(RECORDS PROVIDED begins)

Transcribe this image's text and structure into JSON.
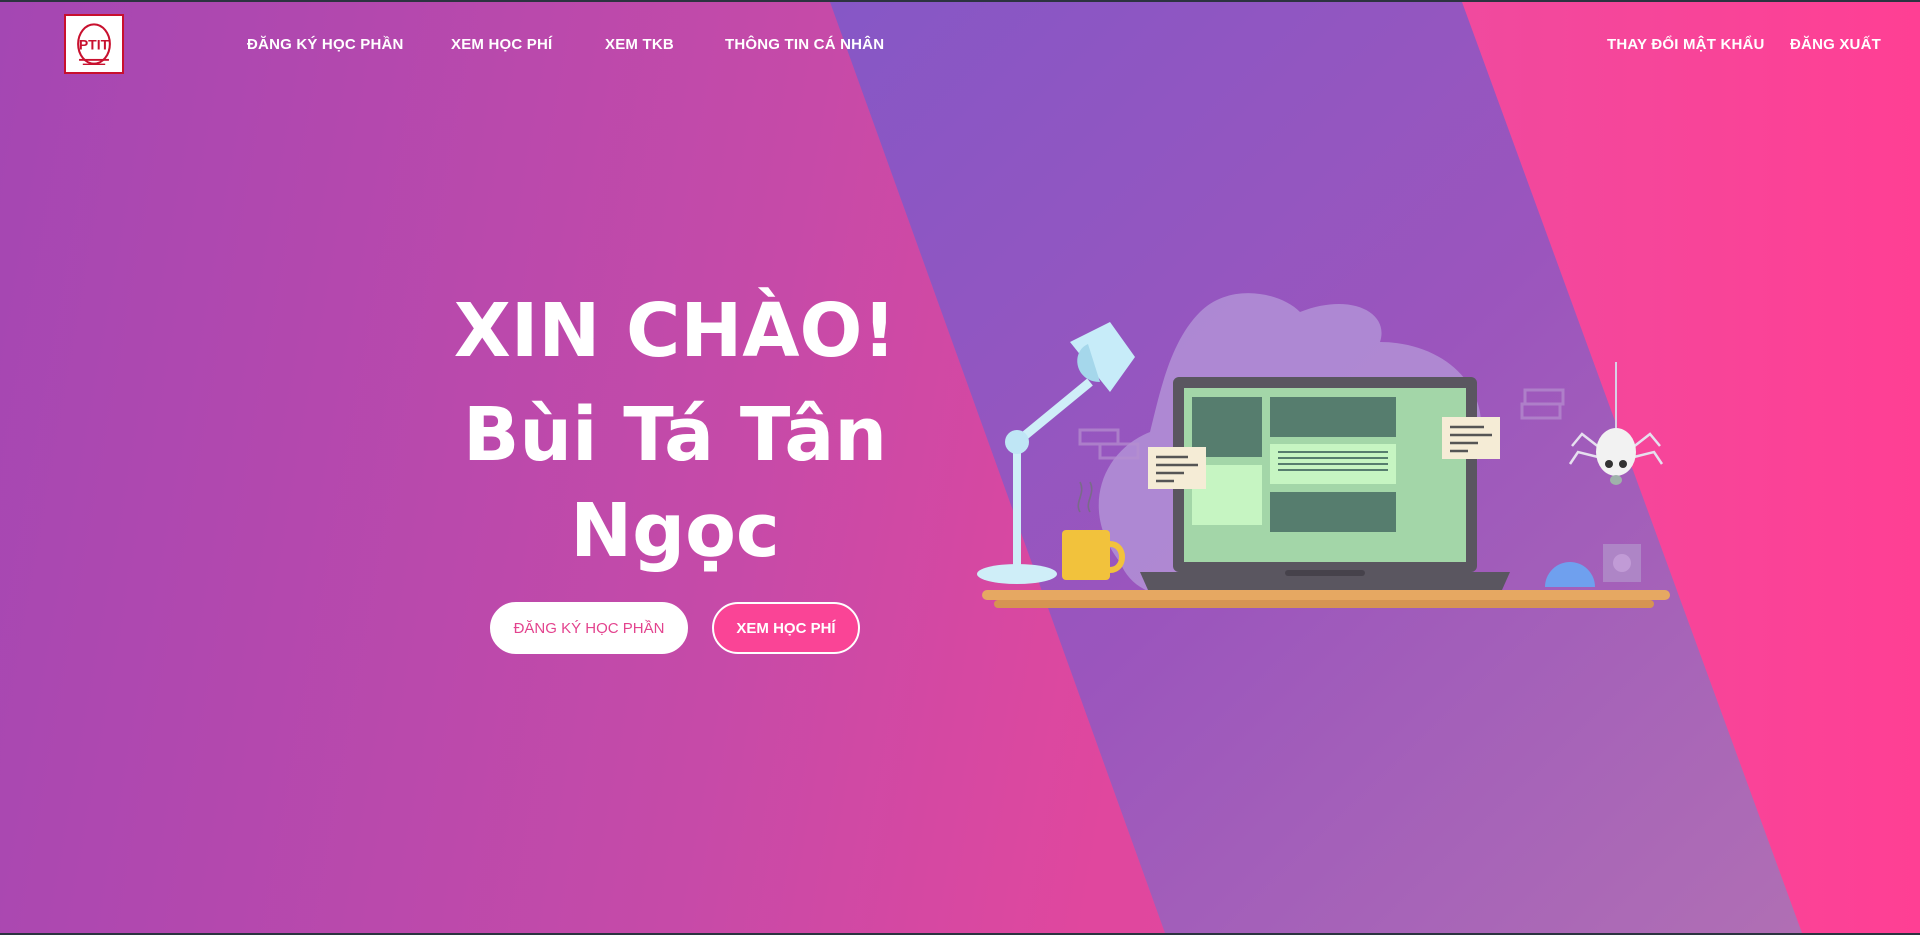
{
  "nav": {
    "logo_text": "PTIT",
    "links_left": [
      {
        "label": "ĐĂNG KÝ HỌC PHẦN"
      },
      {
        "label": "XEM HỌC PHÍ"
      },
      {
        "label": "XEM TKB"
      },
      {
        "label": "THÔNG TIN CÁ NHÂN"
      }
    ],
    "links_right": [
      {
        "label": "THAY ĐỔI MẬT KHẨU"
      },
      {
        "label": "ĐĂNG XUẤT"
      }
    ]
  },
  "hero": {
    "greeting": "XIN CHÀO!",
    "name_line1": "Bùi Tá Tân",
    "name_line2": "Ngọc",
    "primary_button": "ĐĂNG KÝ HỌC PHẦN",
    "secondary_button": "XEM HỌC PHÍ"
  },
  "colors": {
    "bg_left": "#a447b3",
    "bg_right": "#f8449a",
    "stripe": "#8e55c2",
    "accent_pink": "#fa4496",
    "logo_red": "#c8102e"
  },
  "icons": {
    "logo": "ptit-logo-icon",
    "illustration": "desk-laptop-illustration"
  }
}
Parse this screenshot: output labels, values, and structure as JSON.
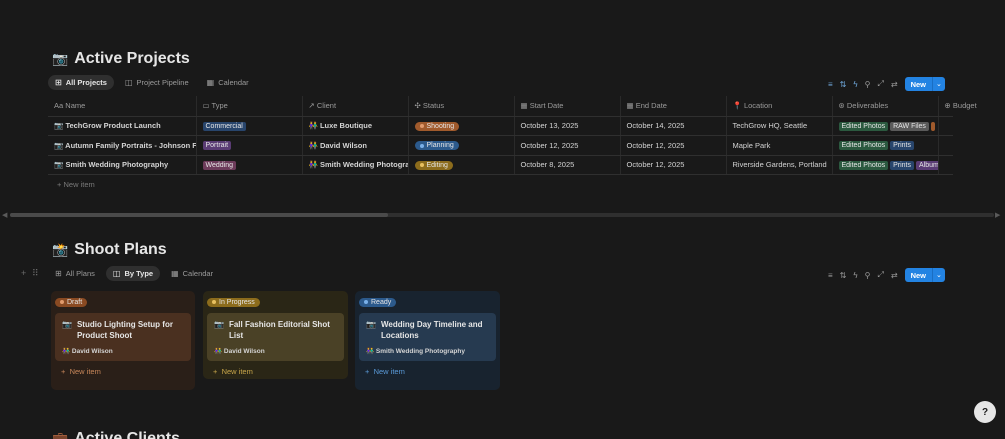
{
  "projects": {
    "emoji": "📷",
    "title": "Active Projects",
    "tabs": [
      {
        "label": "All Projects",
        "icon": "table-icon",
        "glyph": "⊞"
      },
      {
        "label": "Project Pipeline",
        "icon": "board-icon",
        "glyph": "◫"
      },
      {
        "label": "Calendar",
        "icon": "calendar-icon",
        "glyph": "▦"
      }
    ],
    "new_label": "New",
    "columns": [
      {
        "label": "Name",
        "glyph": "Aa"
      },
      {
        "label": "Type",
        "glyph": "▭"
      },
      {
        "label": "Client",
        "glyph": "↗"
      },
      {
        "label": "Status",
        "glyph": "✣"
      },
      {
        "label": "Start Date",
        "glyph": "▦"
      },
      {
        "label": "End Date",
        "glyph": "▦"
      },
      {
        "label": "Location",
        "glyph": "📍"
      },
      {
        "label": "Deliverables",
        "glyph": "⊛"
      },
      {
        "label": "Budget",
        "glyph": "⊕"
      }
    ],
    "rows": [
      {
        "name": "TechGrow Product Launch",
        "type": "Commercial",
        "client": "Luxe Boutique",
        "status": "Shooting",
        "start": "October 13, 2025",
        "end": "October 14, 2025",
        "location": "TechGrow HQ, Seattle",
        "deliverables": [
          "Edited Photos",
          "RAW Files"
        ]
      },
      {
        "name": "Autumn Family Portraits - Johnson Family",
        "type": "Portrait",
        "client": "David Wilson",
        "status": "Planning",
        "start": "October 12, 2025",
        "end": "October 12, 2025",
        "location": "Maple Park",
        "deliverables": [
          "Edited Photos",
          "Prints"
        ]
      },
      {
        "name": "Smith Wedding Photography",
        "type": "Wedding",
        "client": "Smith Wedding Photography",
        "status": "Editing",
        "start": "October 8, 2025",
        "end": "October 12, 2025",
        "location": "Riverside Gardens, Portland",
        "deliverables": [
          "Edited Photos",
          "Prints",
          "Album"
        ]
      }
    ],
    "new_item": "New item"
  },
  "plans": {
    "emoji": "📸",
    "title": "Shoot Plans",
    "tabs": [
      {
        "label": "All Plans",
        "glyph": "⊞"
      },
      {
        "label": "By Type",
        "glyph": "◫"
      },
      {
        "label": "Calendar",
        "glyph": "▦"
      }
    ],
    "new_label": "New",
    "columns": [
      {
        "label": "Draft",
        "card": {
          "title": "Studio Lighting Setup for Product Shoot",
          "who": "David Wilson"
        },
        "new_item": "New item"
      },
      {
        "label": "In Progress",
        "card": {
          "title": "Fall Fashion Editorial Shot List",
          "who": "David Wilson"
        },
        "new_item": "New item"
      },
      {
        "label": "Ready",
        "card": {
          "title": "Wedding Day Timeline and Locations",
          "who": "Smith Wedding Photography"
        },
        "new_item": "New item"
      }
    ]
  },
  "clients": {
    "emoji": "💼",
    "title": "Active Clients"
  },
  "colors": {
    "accent": "#2383e2",
    "commercial": "#28456c",
    "portrait": "#5a3c74",
    "wedding": "#6c3b5a",
    "shooting": "#a05a2c",
    "planning": "#2c5a8c",
    "editing": "#8c6c1c",
    "edited_photos": "#2b593f",
    "raw_files": "#5a5a5a",
    "prints": "#28456c",
    "album": "#5a3c74"
  }
}
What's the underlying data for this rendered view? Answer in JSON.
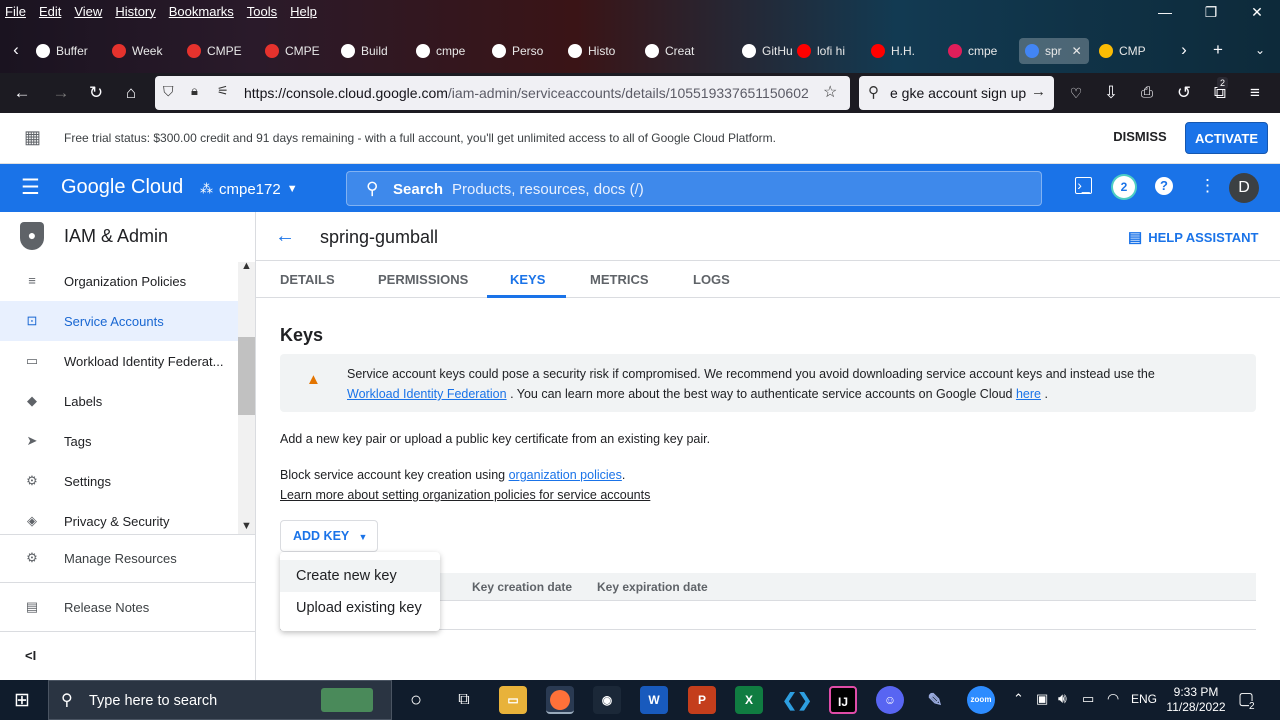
{
  "browser": {
    "menu": [
      "File",
      "Edit",
      "View",
      "History",
      "Bookmarks",
      "Tools",
      "Help"
    ],
    "tabs": [
      {
        "label": "Buffer",
        "color": "#ffffff"
      },
      {
        "label": "Week",
        "color": "#e5322d"
      },
      {
        "label": "CMPE",
        "color": "#e5322d"
      },
      {
        "label": "CMPE",
        "color": "#e5322d"
      },
      {
        "label": "Build",
        "color": "#ffffff"
      },
      {
        "label": "cmpe",
        "color": "#ffffff"
      },
      {
        "label": "Perso",
        "color": "#ffffff"
      },
      {
        "label": "Histo",
        "color": "#ffffff"
      },
      {
        "label": "Creat",
        "color": "#ffffff"
      },
      {
        "label": "GitHu",
        "color": "#ffffff"
      },
      {
        "label": "lofi hi",
        "color": "#ff0000"
      },
      {
        "label": "H.H.",
        "color": "#ff0000"
      },
      {
        "label": "cmpe",
        "color": "#e01e5a"
      },
      {
        "label": "spr",
        "color": "#4285f4",
        "active": true
      },
      {
        "label": "CMP",
        "color": "#fbbc04"
      }
    ],
    "url_main": "https://console.cloud.google.com",
    "url_rest": "/iam-admin/serviceaccounts/details/105519337651150602",
    "search_text": "e gke account sign up",
    "ext_badge": "2"
  },
  "trial": {
    "message": "Free trial status: $300.00 credit and 91 days remaining - with a full account, you'll get unlimited access to all of Google Cloud Platform.",
    "dismiss": "DISMISS",
    "activate": "ACTIVATE"
  },
  "header": {
    "brand": "Google Cloud",
    "project": "cmpe172",
    "search_label": "Search",
    "search_placeholder": "Products, resources, docs (/)",
    "notifications": "2",
    "avatar": "D"
  },
  "sidebar": {
    "product": "IAM & Admin",
    "items": [
      {
        "label": "Organization Policies",
        "icon": "≡"
      },
      {
        "label": "Service Accounts",
        "icon": "⊡",
        "active": true
      },
      {
        "label": "Workload Identity Federat...",
        "icon": "▭"
      },
      {
        "label": "Labels",
        "icon": "◆"
      },
      {
        "label": "Tags",
        "icon": "➤"
      },
      {
        "label": "Settings",
        "icon": "⚙"
      },
      {
        "label": "Privacy & Security",
        "icon": "◈"
      }
    ],
    "bottom": [
      {
        "label": "Manage Resources",
        "icon": "⚙"
      },
      {
        "label": "Release Notes",
        "icon": "▤"
      }
    ],
    "collapse": "<I"
  },
  "page": {
    "title": "spring-gumball",
    "help_assistant": "HELP ASSISTANT",
    "tabs": [
      "DETAILS",
      "PERMISSIONS",
      "KEYS",
      "METRICS",
      "LOGS"
    ],
    "active_tab": "KEYS",
    "keys_heading": "Keys",
    "warning_line1": "Service account keys could pose a security risk if compromised. We recommend you avoid downloading service account keys and instead use the",
    "warning_link1": "Workload Identity Federation",
    "warning_line2": ". You can learn more about the best way to authenticate service accounts on Google Cloud",
    "warning_link2": "here",
    "warning_end": ".",
    "add_pair_text": "Add a new key pair or upload a public key certificate from an existing key pair.",
    "block_text": "Block service account key creation using",
    "block_link": "organization policies",
    "block_end": ".",
    "learn_more": "Learn more about setting organization policies for service accounts",
    "add_key": "ADD KEY",
    "columns": [
      "Key creation date",
      "Key expiration date"
    ],
    "menu": [
      "Create new key",
      "Upload existing key"
    ]
  },
  "taskbar": {
    "search_placeholder": "Type here to search",
    "language": "ENG",
    "time": "9:33 PM",
    "date": "11/28/2022",
    "notif_count": "2"
  }
}
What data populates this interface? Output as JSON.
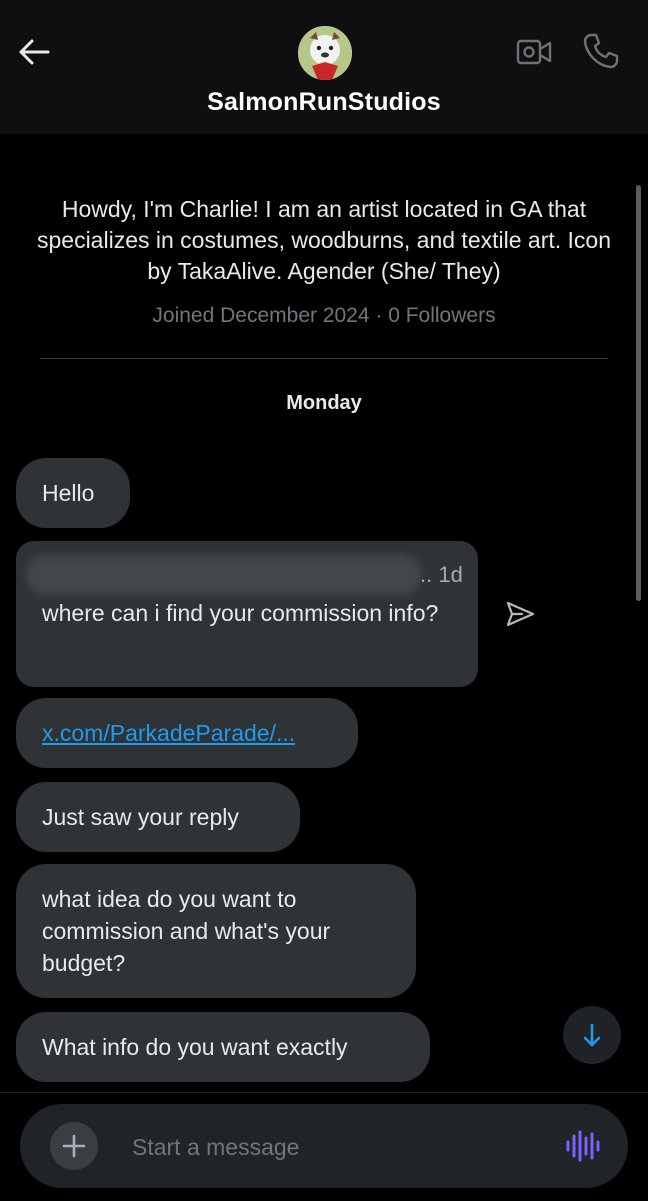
{
  "header": {
    "username": "SalmonRunStudios",
    "back_icon": "arrow-left-icon",
    "video_icon": "video-camera-icon",
    "phone_icon": "phone-icon"
  },
  "profile": {
    "bio": "Howdy, I'm Charlie! I am an artist located in GA that specializes in costumes, woodburns, and textile art. Icon by TakaAlive. Agender (She/ They)",
    "meta": "Joined December 2024 · 0 Followers"
  },
  "conversation": {
    "day_label": "Monday",
    "messages": [
      {
        "text": "Hello"
      },
      {
        "quoted_time": ".. 1d",
        "text": "where can i find your commission info?"
      },
      {
        "text": "x.com/ParkadeParade/..."
      },
      {
        "text": "Just saw your reply"
      },
      {
        "text": "what idea do you want to commission and what's your budget?"
      },
      {
        "text": "What info do you want exactly"
      }
    ]
  },
  "composer": {
    "placeholder": "Start a message"
  },
  "colors": {
    "background": "#000000",
    "bubble": "#2f3336",
    "link": "#1d9bf0",
    "voice_accent": "#7b61ff",
    "jump_arrow": "#1d9bf0"
  }
}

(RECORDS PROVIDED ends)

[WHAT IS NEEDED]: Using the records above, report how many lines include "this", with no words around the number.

[COMPLETED EXERCISE]: 4